* [Exercise brief]: Identify and pull out each line of the entries in which "username" occurs.

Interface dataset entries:
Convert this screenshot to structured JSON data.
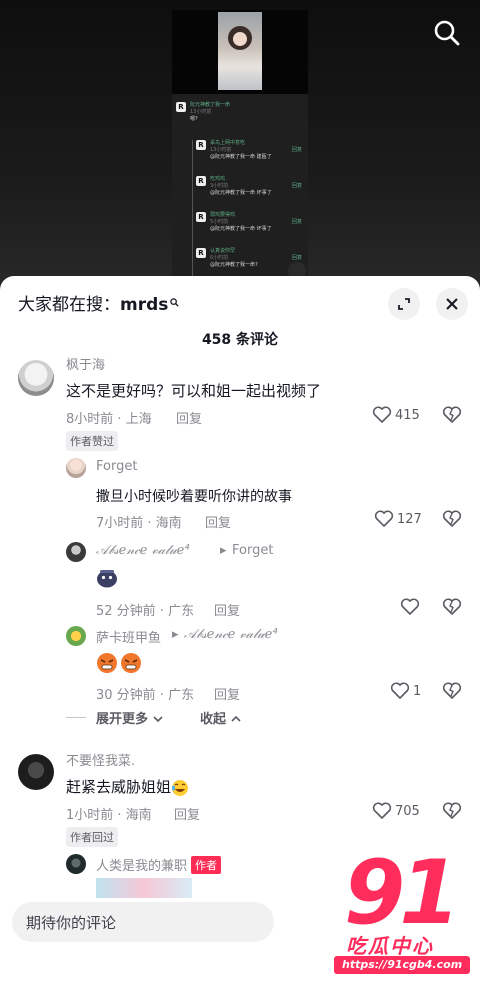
{
  "video": {
    "embedded": {
      "comments": [
        {
          "name": "阮元神教了我一命",
          "time": "13小时前",
          "text": "嗯?",
          "right": ""
        },
        {
          "name": "采鸟上网中意吃",
          "time": "13小时前",
          "text": "@阮元神教了我一命 建瓯了",
          "right": "回复"
        },
        {
          "name": "吃鸡鸡",
          "time": "3小时前",
          "text": "@阮元神教了我一命 坏事了",
          "right": "回复"
        },
        {
          "name": "弱鸡要得鸡",
          "time": "5小时前",
          "text": "@阮元神教了我一命 坏事了",
          "right": "回复"
        },
        {
          "name": "认真说你罕",
          "time": "6小时前",
          "text": "@阮元神教了我一命?",
          "right": "回复"
        }
      ]
    }
  },
  "sheet": {
    "hot_search_prefix": "大家都在搜：",
    "hot_search_keyword": "mrds",
    "comment_count_title": "458 条评论",
    "comments": [
      {
        "username": "枫于海",
        "text": "这不是更好吗？可以和姐一起出视频了",
        "meta": "8小时前 · 上海",
        "reply": "回复",
        "badge": "作者赞过",
        "likes": "415"
      },
      {
        "username": "Forget",
        "text": "撒旦小时候吵着要听你讲的故事",
        "meta": "7小时前 · 海南",
        "reply": "回复",
        "likes": "127"
      },
      {
        "username": "𝒜𝒷𝓈ℯ𝓃𝒸ℯ 𝓋𝒶𝓁𝓊ℯ⁴",
        "reply_to_arrow": "▸",
        "reply_to": "Forget",
        "meta": "52 分钟前 · 广东",
        "reply": "回复",
        "likes": ""
      },
      {
        "username": "萨卡班甲鱼",
        "reply_to_arrow": "▸",
        "reply_to": "𝒜𝒷𝓈ℯ𝓃𝒸ℯ 𝓋𝒶𝓁𝓊ℯ⁴",
        "meta": "30 分钟前 · 广东",
        "reply": "回复",
        "likes": "1"
      },
      {
        "username": "不要怪我菜.",
        "text": "赶紧去威胁姐姐",
        "meta": "1小时前 · 海南",
        "reply": "回复",
        "badge": "作者回过",
        "likes": "705"
      },
      {
        "username": "人类是我的兼职",
        "author_tag": "作者"
      }
    ],
    "expand_more": "展开更多",
    "collapse": "收起",
    "input_placeholder": "期待你的评论"
  },
  "watermark": {
    "number": "91",
    "chinese": "吃瓜中心",
    "url": "https://91cgb4.com"
  },
  "colors": {
    "accent_red": "#fe2c55",
    "watermark_pink": "#ff2d5c",
    "text_primary": "#161823",
    "text_secondary": "#8a8b91"
  },
  "icons": [
    "search-icon",
    "expand-icon",
    "close-icon",
    "heart-icon",
    "dislike-heart-icon",
    "chevron-down-icon",
    "chevron-up-icon"
  ]
}
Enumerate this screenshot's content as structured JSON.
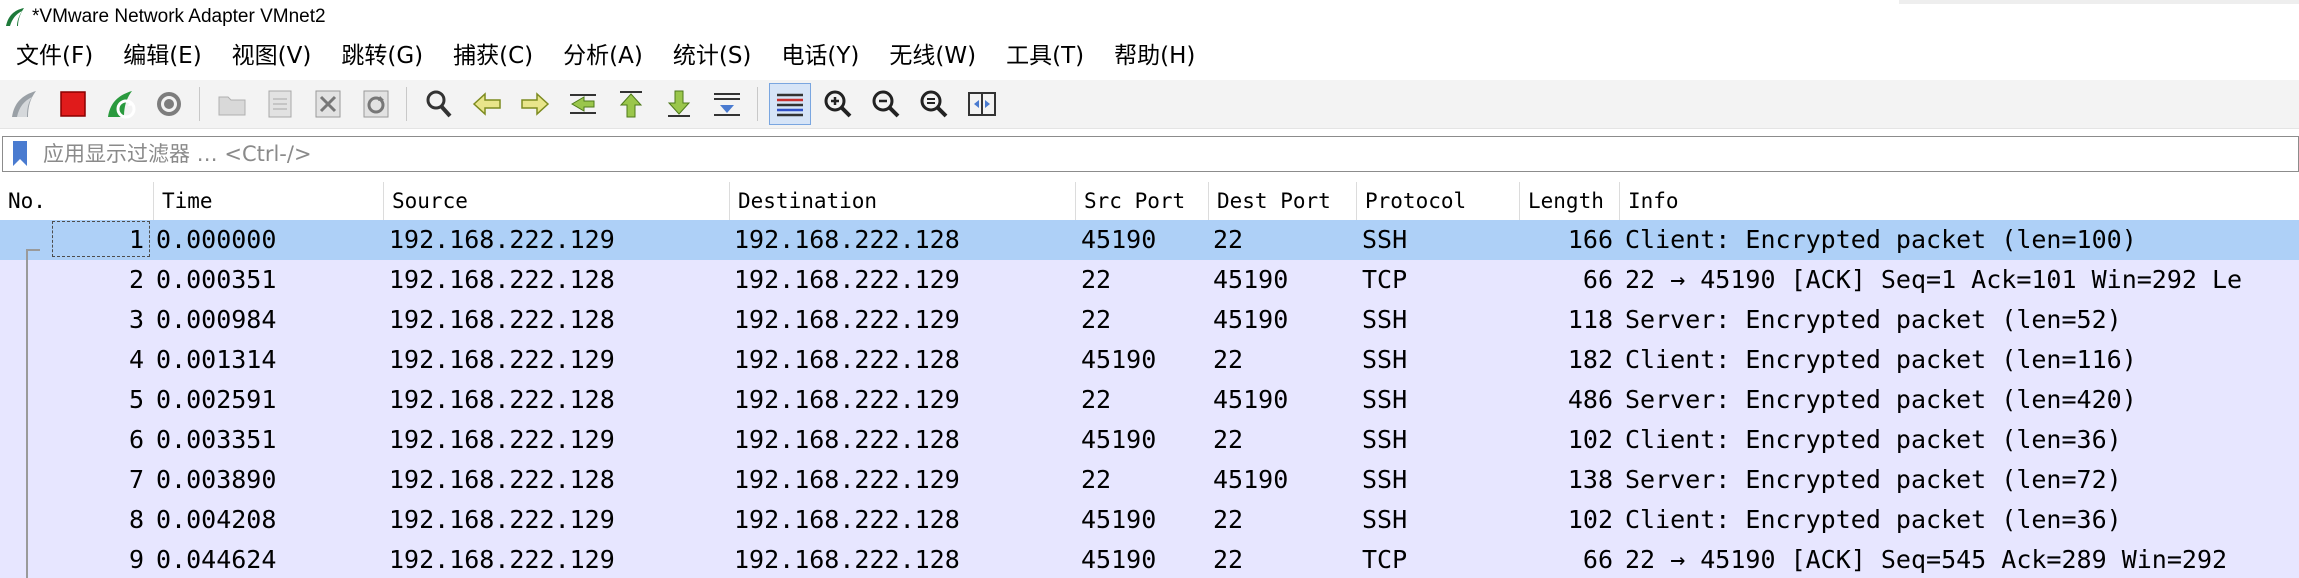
{
  "window": {
    "title": "*VMware Network Adapter VMnet2"
  },
  "menu": [
    {
      "label": "文件(F)",
      "name": "menu-file"
    },
    {
      "label": "编辑(E)",
      "name": "menu-edit"
    },
    {
      "label": "视图(V)",
      "name": "menu-view"
    },
    {
      "label": "跳转(G)",
      "name": "menu-go"
    },
    {
      "label": "捕获(C)",
      "name": "menu-capture"
    },
    {
      "label": "分析(A)",
      "name": "menu-analyze"
    },
    {
      "label": "统计(S)",
      "name": "menu-statistics"
    },
    {
      "label": "电话(Y)",
      "name": "menu-telephony"
    },
    {
      "label": "无线(W)",
      "name": "menu-wireless"
    },
    {
      "label": "工具(T)",
      "name": "menu-tools"
    },
    {
      "label": "帮助(H)",
      "name": "menu-help"
    }
  ],
  "toolbar": {
    "icons": [
      "start-capture-icon",
      "stop-capture-icon",
      "restart-capture-icon",
      "capture-options-icon",
      "open-file-icon",
      "save-file-icon",
      "close-file-icon",
      "reload-file-icon",
      "find-packet-icon",
      "go-back-icon",
      "go-forward-icon",
      "go-to-packet-icon",
      "go-first-packet-icon",
      "go-last-packet-icon",
      "auto-scroll-icon",
      "colorize-icon",
      "zoom-in-icon",
      "zoom-out-icon",
      "zoom-normal-icon",
      "resize-columns-icon"
    ]
  },
  "filter": {
    "placeholder": "应用显示过滤器 … <Ctrl-/>",
    "value": ""
  },
  "columns": [
    "No.",
    "Time",
    "Source",
    "Destination",
    "Src Port",
    "Dest Port",
    "Protocol",
    "Length",
    "Info"
  ],
  "colors": {
    "selected_row": "#aed0f7",
    "row_bg": "#e7e6ff"
  },
  "packets": [
    {
      "no": "1",
      "time": "0.000000",
      "source": "192.168.222.129",
      "destination": "192.168.222.128",
      "src_port": "45190",
      "dest_port": "22",
      "protocol": "SSH",
      "length": "166",
      "info": "Client: Encrypted packet (len=100)"
    },
    {
      "no": "2",
      "time": "0.000351",
      "source": "192.168.222.128",
      "destination": "192.168.222.129",
      "src_port": "22",
      "dest_port": "45190",
      "protocol": "TCP",
      "length": "66",
      "info": "22 → 45190 [ACK] Seq=1 Ack=101 Win=292 Le"
    },
    {
      "no": "3",
      "time": "0.000984",
      "source": "192.168.222.128",
      "destination": "192.168.222.129",
      "src_port": "22",
      "dest_port": "45190",
      "protocol": "SSH",
      "length": "118",
      "info": "Server: Encrypted packet (len=52)"
    },
    {
      "no": "4",
      "time": "0.001314",
      "source": "192.168.222.129",
      "destination": "192.168.222.128",
      "src_port": "45190",
      "dest_port": "22",
      "protocol": "SSH",
      "length": "182",
      "info": "Client: Encrypted packet (len=116)"
    },
    {
      "no": "5",
      "time": "0.002591",
      "source": "192.168.222.128",
      "destination": "192.168.222.129",
      "src_port": "22",
      "dest_port": "45190",
      "protocol": "SSH",
      "length": "486",
      "info": "Server: Encrypted packet (len=420)"
    },
    {
      "no": "6",
      "time": "0.003351",
      "source": "192.168.222.129",
      "destination": "192.168.222.128",
      "src_port": "45190",
      "dest_port": "22",
      "protocol": "SSH",
      "length": "102",
      "info": "Client: Encrypted packet (len=36)"
    },
    {
      "no": "7",
      "time": "0.003890",
      "source": "192.168.222.128",
      "destination": "192.168.222.129",
      "src_port": "22",
      "dest_port": "45190",
      "protocol": "SSH",
      "length": "138",
      "info": "Server: Encrypted packet (len=72)"
    },
    {
      "no": "8",
      "time": "0.004208",
      "source": "192.168.222.129",
      "destination": "192.168.222.128",
      "src_port": "45190",
      "dest_port": "22",
      "protocol": "SSH",
      "length": "102",
      "info": "Client: Encrypted packet (len=36)"
    },
    {
      "no": "9",
      "time": "0.044624",
      "source": "192.168.222.129",
      "destination": "192.168.222.128",
      "src_port": "45190",
      "dest_port": "22",
      "protocol": "TCP",
      "length": "66",
      "info": "22 → 45190 [ACK] Seq=545 Ack=289 Win=292"
    }
  ],
  "selected_packet": "1"
}
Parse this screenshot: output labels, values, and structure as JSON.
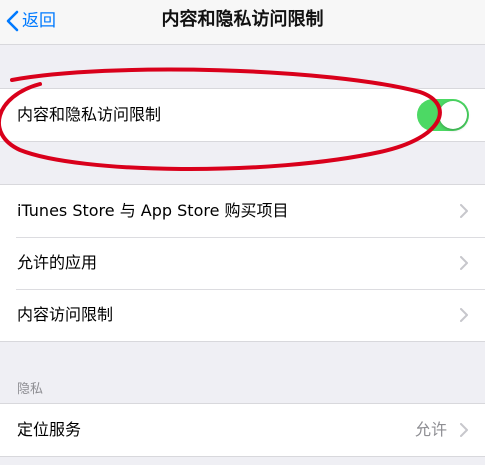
{
  "nav": {
    "back_label": "返回",
    "title": "内容和隐私访问限制"
  },
  "group1": {
    "rows": [
      {
        "label": "内容和隐私访问限制",
        "toggle_on": true
      }
    ]
  },
  "group2": {
    "rows": [
      {
        "label": "iTunes Store 与 App Store 购买项目"
      },
      {
        "label": "允许的应用"
      },
      {
        "label": "内容访问限制"
      }
    ]
  },
  "privacy_section": {
    "header": "隐私",
    "rows": [
      {
        "label": "定位服务",
        "detail": "允许"
      }
    ]
  },
  "colors": {
    "accent": "#007aff",
    "toggle_on": "#4cd964",
    "annotation": "#d9001b",
    "background": "#efeff4"
  },
  "icons": {
    "back": "chevron-left-icon",
    "row_disclosure": "chevron-right-icon"
  }
}
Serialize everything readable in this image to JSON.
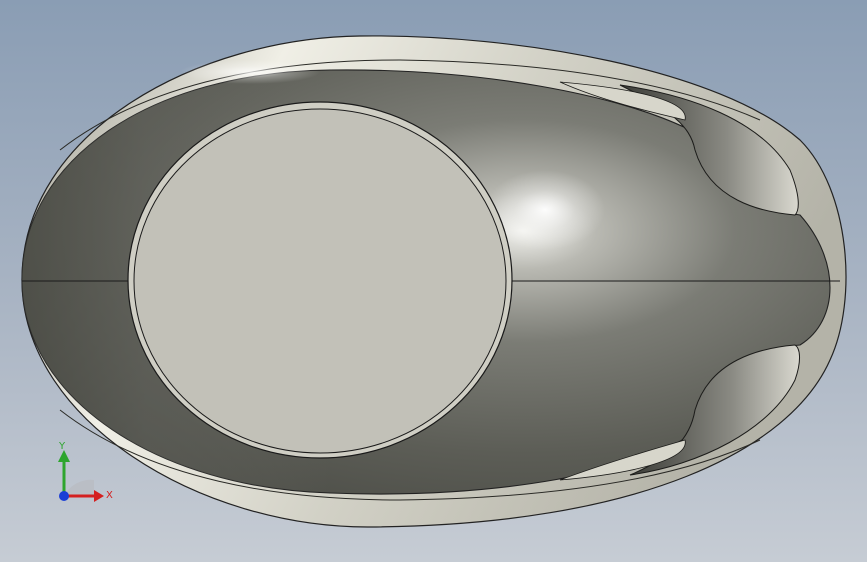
{
  "viewport": {
    "background_top": "#8a9db4",
    "background_bottom": "#c4cad3"
  },
  "model": {
    "shell_color": "#6e6f69",
    "rim_color": "#c8c7bc",
    "face_color": "#c2c1b8",
    "edge_color": "#1a1a1a"
  },
  "triad": {
    "x_label": "X",
    "y_label": "Y",
    "x_color": "#d42020",
    "y_color": "#2ea52e",
    "z_color": "#1b3fd6"
  }
}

* [Solution to this problem]:
        "username": "枫于海",
        "username": "Forget",
        "username": "𝒜𝒷𝓈ℯ𝓃𝒸ℯ 𝓋𝒶𝓁𝓊ℯ⁴",
        "username": "萨卡班甲鱼",
        "username": "不要怪我菜.",
        "username": "人类是我的兼职",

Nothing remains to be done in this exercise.